What is Diapedesis?
The blood vessels are lined with the endothelium, a layer of cells that tends to protect blood cell migration outside of the cells. However, injury or trauma can cause white blood cells to migrate across the endothelium. This process is called diapedesis. As a result of diapedesis, white cells become part of the interstitial fluid, which surrounds the blood vessels and the tissue cells of the body. The white cells may exhibit diapedesis to fight infection in the tissues surrounding blood vessels. The blood vessels themselves provide a built-in pathway for diapedesis to occur when needed. When the white cells slow down, they can slip through tiny spaces in the endothelium, called interendothelial spaces, which widen in response to the presence of chemicals the body produces in larger number during an infection or traumatic injury.

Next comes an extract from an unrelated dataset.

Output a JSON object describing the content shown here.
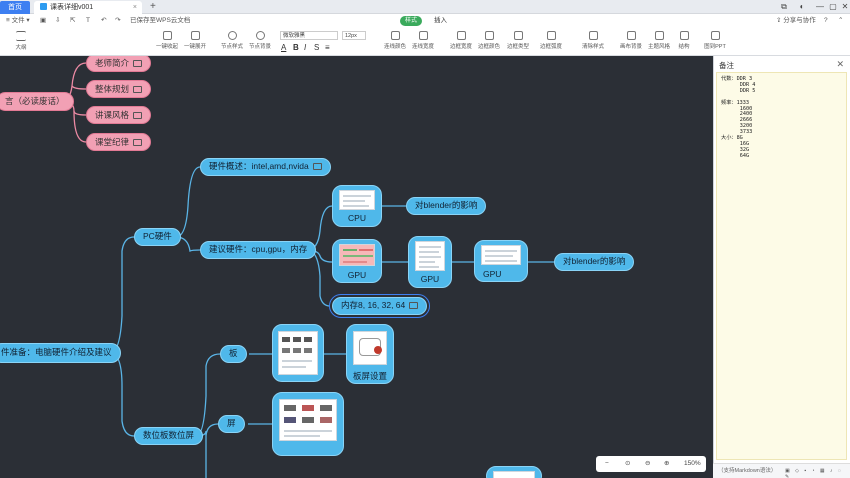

The slow down of the blood cells is also caused by a release of chemicals, which makes the white cells respond in order to address infection. Part of the swel